With your donation of just HK$ 3 a day, you can help continue our work, towards fulfilling China's wish for clean drinking water.
Our 4th Story: Investigating Skills on Paper (Author: Zhao Yan, Greenpeace Campaigner)
Doing a field study in China is not the most difficult task for Greenpeace Water Pollution team, but it is not the same for the specific investigative techniques that we need to employ to get reliable findings. Unless factories go to extraordinary lengths to hide illegal wastewater discharge, finding these cases of dumping is not difficult, especially if we had the following tools to aid us in our investigation
Having a helicopter would certainly good in our investigation of large industrial areas that are hidden among endless plains of agriculture, and remain inaccessible due to the lack of roads. Instead of driving miles after miles over a week in search of illegal waste dumping into the rivers, it would be so much easier if we could conduct our surveys from a helicopter, which would allow us to identify and investigate problem areas more effectively.

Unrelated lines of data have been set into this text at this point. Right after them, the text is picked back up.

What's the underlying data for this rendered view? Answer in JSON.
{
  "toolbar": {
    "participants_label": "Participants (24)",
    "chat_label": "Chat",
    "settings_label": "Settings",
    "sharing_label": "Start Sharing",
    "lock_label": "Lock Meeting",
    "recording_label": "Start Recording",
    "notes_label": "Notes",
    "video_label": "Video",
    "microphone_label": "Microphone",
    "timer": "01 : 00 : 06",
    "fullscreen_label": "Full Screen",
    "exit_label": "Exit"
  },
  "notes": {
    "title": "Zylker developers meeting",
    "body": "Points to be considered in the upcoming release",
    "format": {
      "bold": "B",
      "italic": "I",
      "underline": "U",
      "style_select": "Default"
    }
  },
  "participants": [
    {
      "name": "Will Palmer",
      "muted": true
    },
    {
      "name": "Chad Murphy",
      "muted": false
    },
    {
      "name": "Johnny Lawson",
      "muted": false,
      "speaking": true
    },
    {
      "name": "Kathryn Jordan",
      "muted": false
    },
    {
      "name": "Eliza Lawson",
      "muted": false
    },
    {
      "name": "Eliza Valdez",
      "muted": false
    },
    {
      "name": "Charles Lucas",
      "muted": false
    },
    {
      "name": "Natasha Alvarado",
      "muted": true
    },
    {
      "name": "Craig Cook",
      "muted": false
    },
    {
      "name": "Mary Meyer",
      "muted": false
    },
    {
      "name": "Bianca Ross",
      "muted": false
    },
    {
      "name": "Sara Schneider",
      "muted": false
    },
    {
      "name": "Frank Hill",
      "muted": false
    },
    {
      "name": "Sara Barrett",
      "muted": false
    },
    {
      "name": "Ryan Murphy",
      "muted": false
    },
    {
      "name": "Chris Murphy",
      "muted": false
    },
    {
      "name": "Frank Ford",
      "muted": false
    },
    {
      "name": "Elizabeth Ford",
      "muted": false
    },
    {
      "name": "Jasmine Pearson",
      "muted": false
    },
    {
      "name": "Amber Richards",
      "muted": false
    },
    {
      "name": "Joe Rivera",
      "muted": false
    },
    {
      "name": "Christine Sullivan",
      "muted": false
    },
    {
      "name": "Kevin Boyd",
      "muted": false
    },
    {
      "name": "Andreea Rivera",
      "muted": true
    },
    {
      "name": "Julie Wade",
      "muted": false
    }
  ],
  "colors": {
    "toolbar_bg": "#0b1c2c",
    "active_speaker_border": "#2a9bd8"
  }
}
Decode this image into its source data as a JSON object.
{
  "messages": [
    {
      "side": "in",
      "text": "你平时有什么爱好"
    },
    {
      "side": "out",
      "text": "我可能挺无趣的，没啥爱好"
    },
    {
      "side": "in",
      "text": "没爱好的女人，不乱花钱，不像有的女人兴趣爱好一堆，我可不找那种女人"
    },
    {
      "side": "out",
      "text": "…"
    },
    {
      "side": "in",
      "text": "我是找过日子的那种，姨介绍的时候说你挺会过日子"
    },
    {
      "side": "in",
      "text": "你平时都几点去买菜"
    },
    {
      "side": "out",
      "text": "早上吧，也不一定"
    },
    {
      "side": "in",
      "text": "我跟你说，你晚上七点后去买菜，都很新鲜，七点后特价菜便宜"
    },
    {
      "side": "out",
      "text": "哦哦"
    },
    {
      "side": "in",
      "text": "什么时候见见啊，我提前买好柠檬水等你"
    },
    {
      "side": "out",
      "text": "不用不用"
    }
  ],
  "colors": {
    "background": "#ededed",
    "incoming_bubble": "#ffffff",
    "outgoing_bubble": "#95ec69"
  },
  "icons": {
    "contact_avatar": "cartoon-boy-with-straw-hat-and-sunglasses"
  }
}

Even if we had a helicopter, not all problems would be solved. Many factories discharge wastewater into parts of the river, which are in far-off locations, inaccessible due to the lack of roads. And even if we had a helicopter to take us to these locations, the most able helicopter pilot would find it impossible to keep us elevated above the water surface for us to check the level of water pollution. Instead, what we need is a very fast speedboat! If we did have one, the only problem remaining would be how to decide a pathway to check every one of China's myriad of channels, gulleys and streams.
Diving boat and scuba diving equipment
To investigate industrial pipes that are located completely underwater, only a combination of a diving boat, with scuba diving equipment would allow us to do a complete investigation. Whenever we are faced with this situation, we shudder to imagine what kind of industrial discharge could have spurred factories to locate these pipes in these hidden locations. As a result, even if we did have the necessary equipment to conduct our investigation, we would not take the exercise of entering these toxic waters lightly.
Compared to the abovementioned equipment, a pair of stilts would also allow us to investigate the countryside, and would be relatively cheaper, stronger, and more portable. Stilts would allow us to deal with muddy agricultural fields, conquer shallow bodies of water, and protect our shoes from dirty animal wastes. If we are lucky and the factory walls are not too high, we could even cross over into the factories to understand the internal workings of the organization, and to better predict the location of discharge pipes. Even though, we have never used this tool for our investigation, it certainly has some potential from a cost-effectiveness perspective!
In reality, we do not have any of these high-tech tools at our disposal, and except for the occasional car or boat ride, we traverse to most of these difficult-to-reach locations on foot to take water samples and take photos. The hurdles we face are not limited to our lack of equipment; our limited knowledge of the local environment also exacerbates our difficulties.